The Minister for Agriculture’s popularity on the ground will be tested next year when the country goes to the polls, but Simon Coveney is confident that his Government has worked exceptionally hard for farmers and rural Ireland.

“I’d love to be back in this department in the next election. Our record, by the time the next election comes around, will be very, very strong in agriculture.”

In an interview with Agriland recently, Minister Coveney said that he’s looking forward to the election and that this Government has been “hugely farmer friendly”.

“You live and die by elections and we’ve been working really hard as a Government. This department has been reinforcing the message that this Government has been hugely farmer friendly. Previous Governments talked about agriculture as a twilight industry, they talked about closing agricultural colleges.”

This Government sees agriculture as the most important part of the Irish economy, without exception – Minister Coveney.

Agriculture, he said, employs close on 200,000 people and the sector has performed exceptionally well in the last few years. “Agriculture is a big priority for this government and will be for the next Government if we are involved in it.”

He also said that it’s not just the Department of Agriculture saying that. “If you look at Michael Noonan’s budget speeches, the sector that has been singled out each time has been agriculture.

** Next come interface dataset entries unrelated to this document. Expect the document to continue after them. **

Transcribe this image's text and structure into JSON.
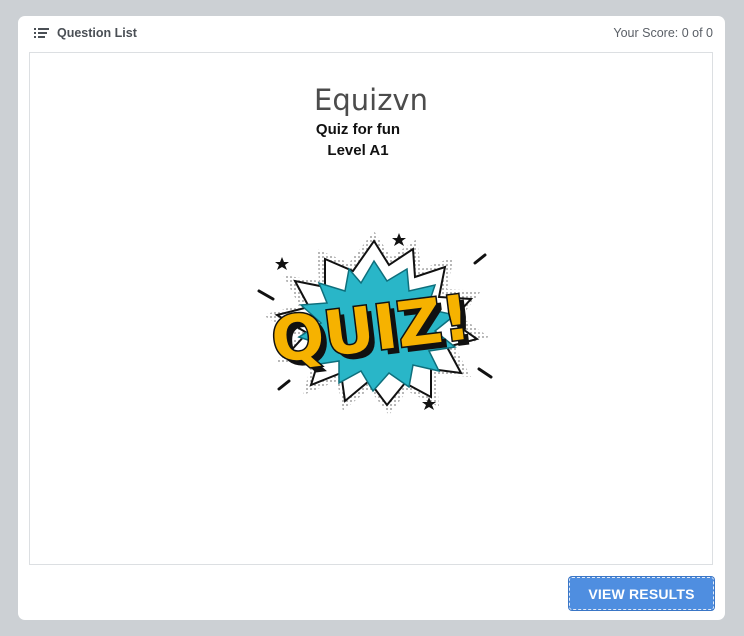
{
  "header": {
    "question_list_label": "Question List",
    "score_text": "Your Score: 0 of 0"
  },
  "quiz": {
    "title": "Equizvn",
    "subtitle_line1": "Quiz for fun",
    "subtitle_line2": "Level A1",
    "logo_text": "QUIZ!"
  },
  "footer": {
    "view_results_label": "VIEW RESULTS"
  },
  "colors": {
    "page_background": "#ccd0d4",
    "button_blue": "#4f8ee0",
    "logo_yellow": "#f6b200",
    "logo_cyan": "#29b6c8"
  },
  "icons": {
    "question_list": "list-icon",
    "logo": "quiz-comic-logo"
  }
}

The last budget saw a year-long negotiation around a €300m tax package for farmers.

“Agriculture is a big, big priority for Fine Gael.”


As for the future of the industry, he said the next five to 10 years for the agriculture sector will be “fantastic” and it can look forward to continued growth and expansion during that time.

There will be challenges, food scares, fraud issues, fodder issues and weather to contend with, he said, but Irish food is getting and better each year and is more and more in demand across the globe. “And, that means more employment.

“Rural Ireland is changing but farming is doing a huge amount to help rural Ireland and as we see a roll out of broadband and tourism grows there is a lot to look for.”